Mel donates financially and encourages others to do the same, he shows up at informational meetings and at events with genuine interest, a willingness to serve, and with wise counsel. He is an intelligent, experienced businessman and offers a sharp mind and a lifetime of expertise to SSD.

Mel’s fellow volunteers describe him as a joy to be around and an inspiration, humble in nature, deeply caring about the needs and comfort of the dogs as well as their needs. He is also described as a lot of fun. Like the time he fooled them into thinking he was carrying the 70 pound black lab he had been training earlier that day, only to find as they got closer it was a stuffed animal he bought when they weren’t looking. After they recovered from their shock and concern, the dog (named Neut, for Neutered) was strapped into the front seat of his convertible and off they went.

While his time volunteering in a physical capacity may evolve and as he’s questioned his physical ability, his first and biggest concern is whether he will hinder the needs of the dogs and program, and asks, “When that happens what else can I do for SSD? Where can my efforts best serve the program?”

When we think of Nancy and Robert, and especially Nancy and what she epitomized regarding perseverance in support and love for this program….and doing so as a volunteer, we think of Mel, because he also epitomizes that same spirit. 

He is contributing in a full, robust way, with his main focus being what is good for the dogs, and SSD, and future partner--and doing so at 95 years old.
Please join me in congratulating Mel on this well-deserved recognition.

The Nancy and Robert Fierer Spirit of Volunteerism Award is given out annually to a volunteer who is a champion of SSD and our mission. Recipients of this award not only support our work raising and training service dogs, but they truly embrace the heart of our mission--to support people to live their best lives with their service dog at their side.

Monday, April 8, 2019

Help a Dog Change a Life

We're so excited to share our new video with you! Please watch and see how a cute little puppy grows up to change someone's life!
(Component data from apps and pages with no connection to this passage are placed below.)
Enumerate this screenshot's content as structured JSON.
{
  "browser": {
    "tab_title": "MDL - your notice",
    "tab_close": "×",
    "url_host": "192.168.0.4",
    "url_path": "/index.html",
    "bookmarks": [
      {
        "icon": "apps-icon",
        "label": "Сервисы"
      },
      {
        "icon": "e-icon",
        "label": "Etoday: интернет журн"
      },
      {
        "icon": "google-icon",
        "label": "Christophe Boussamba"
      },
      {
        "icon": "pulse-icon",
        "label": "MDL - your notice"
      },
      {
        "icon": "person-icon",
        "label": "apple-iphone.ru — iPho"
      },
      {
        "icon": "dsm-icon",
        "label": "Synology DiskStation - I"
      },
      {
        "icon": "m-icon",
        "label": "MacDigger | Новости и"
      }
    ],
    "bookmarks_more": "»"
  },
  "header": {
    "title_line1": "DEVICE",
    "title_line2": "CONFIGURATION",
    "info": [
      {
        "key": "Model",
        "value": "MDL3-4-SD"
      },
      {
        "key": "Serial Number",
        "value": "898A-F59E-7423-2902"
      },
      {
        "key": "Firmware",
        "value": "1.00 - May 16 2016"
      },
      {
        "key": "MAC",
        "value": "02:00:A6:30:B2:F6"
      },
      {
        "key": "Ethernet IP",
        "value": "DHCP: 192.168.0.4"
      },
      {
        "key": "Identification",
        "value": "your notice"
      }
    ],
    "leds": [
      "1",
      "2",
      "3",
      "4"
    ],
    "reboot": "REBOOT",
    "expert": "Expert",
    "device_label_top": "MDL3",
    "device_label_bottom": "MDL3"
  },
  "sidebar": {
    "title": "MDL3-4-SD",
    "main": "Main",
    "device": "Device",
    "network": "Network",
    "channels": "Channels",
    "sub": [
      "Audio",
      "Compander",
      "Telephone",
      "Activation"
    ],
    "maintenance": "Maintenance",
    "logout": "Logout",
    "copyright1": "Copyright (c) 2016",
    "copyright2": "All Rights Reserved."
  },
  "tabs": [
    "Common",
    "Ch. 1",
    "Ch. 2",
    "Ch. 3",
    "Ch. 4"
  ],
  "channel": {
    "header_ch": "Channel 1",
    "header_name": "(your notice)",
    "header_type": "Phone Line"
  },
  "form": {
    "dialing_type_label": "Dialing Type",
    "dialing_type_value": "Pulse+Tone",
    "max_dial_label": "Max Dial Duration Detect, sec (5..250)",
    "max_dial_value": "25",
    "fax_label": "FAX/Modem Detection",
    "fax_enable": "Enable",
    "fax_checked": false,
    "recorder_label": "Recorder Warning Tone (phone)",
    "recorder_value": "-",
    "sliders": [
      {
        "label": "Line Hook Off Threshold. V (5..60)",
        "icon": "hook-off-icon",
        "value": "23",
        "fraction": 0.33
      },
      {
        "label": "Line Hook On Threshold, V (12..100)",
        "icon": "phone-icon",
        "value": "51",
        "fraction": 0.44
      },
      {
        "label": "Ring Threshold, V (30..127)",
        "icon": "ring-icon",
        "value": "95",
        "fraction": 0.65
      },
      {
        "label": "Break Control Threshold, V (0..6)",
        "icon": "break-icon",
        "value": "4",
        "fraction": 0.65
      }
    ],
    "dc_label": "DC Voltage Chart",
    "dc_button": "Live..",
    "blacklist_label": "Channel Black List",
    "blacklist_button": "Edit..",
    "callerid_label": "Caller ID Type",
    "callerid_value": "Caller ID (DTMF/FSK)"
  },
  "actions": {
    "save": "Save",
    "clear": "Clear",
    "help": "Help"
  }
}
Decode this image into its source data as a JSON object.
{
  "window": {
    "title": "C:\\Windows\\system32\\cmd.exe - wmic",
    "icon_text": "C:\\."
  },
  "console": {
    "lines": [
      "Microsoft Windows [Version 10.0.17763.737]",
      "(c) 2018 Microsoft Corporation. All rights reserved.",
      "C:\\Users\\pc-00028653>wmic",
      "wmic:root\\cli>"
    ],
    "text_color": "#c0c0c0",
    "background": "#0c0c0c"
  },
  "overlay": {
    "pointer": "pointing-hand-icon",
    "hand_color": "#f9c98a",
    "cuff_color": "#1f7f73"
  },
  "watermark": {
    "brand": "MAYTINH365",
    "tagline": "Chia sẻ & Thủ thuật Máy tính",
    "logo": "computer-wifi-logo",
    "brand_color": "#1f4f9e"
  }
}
But we're excited for more than just our video. Today, we launched our CrowdRise campaign to help raise funds for a new training complex so we can continue to train high quality assistance dogs. We need your help to make it a success!

Visit our CrowdRise campaign, donate, and share!

As Kira says in the video, assistance dogs are "living proof that a life has been changed."


Monday, April 1, 2019

This puppy has BIG plans!

This little puppy has BIG plans! We’re unveiling something big next week, and we’re going to need your help to make it a success. We’re as excited about it as this puppy running down the hill!

Get ready for the big reveal on April 8 because #DogsChangeLives!

We see how dogs change people’s lives every day. From the moment they’re born, our puppies start changing lives.

Our whelping families often tell us that even though it’s a lot of work to take care of tiny puppies for their first eight weeks, they always miss them when it’s time for the pups to move on to their raisers.

The puppies spend 15-18 months with their raisers, learning good house manners and over 20 cues, and practicing their skills in public  in places like stores, sporting events, movie theaters, schools, and more. With every step of their journey, they’re making an impact.

Puppy raiser Sandra Creason says, “Raising service dogs has become such a huge and important part of my life. I don’t remember what my life was like before I started this journey.”

Perhaps most significantly, these dogs change the lives of their partners. Bill Glaser is partnered with SSD Savannah, and their bond has changed Bill’s life. His wife, Ali, says, “He has hope, and her name is SSD Savannah!”

Has a dog or service dog made an impact in your life? Share your story in the comments!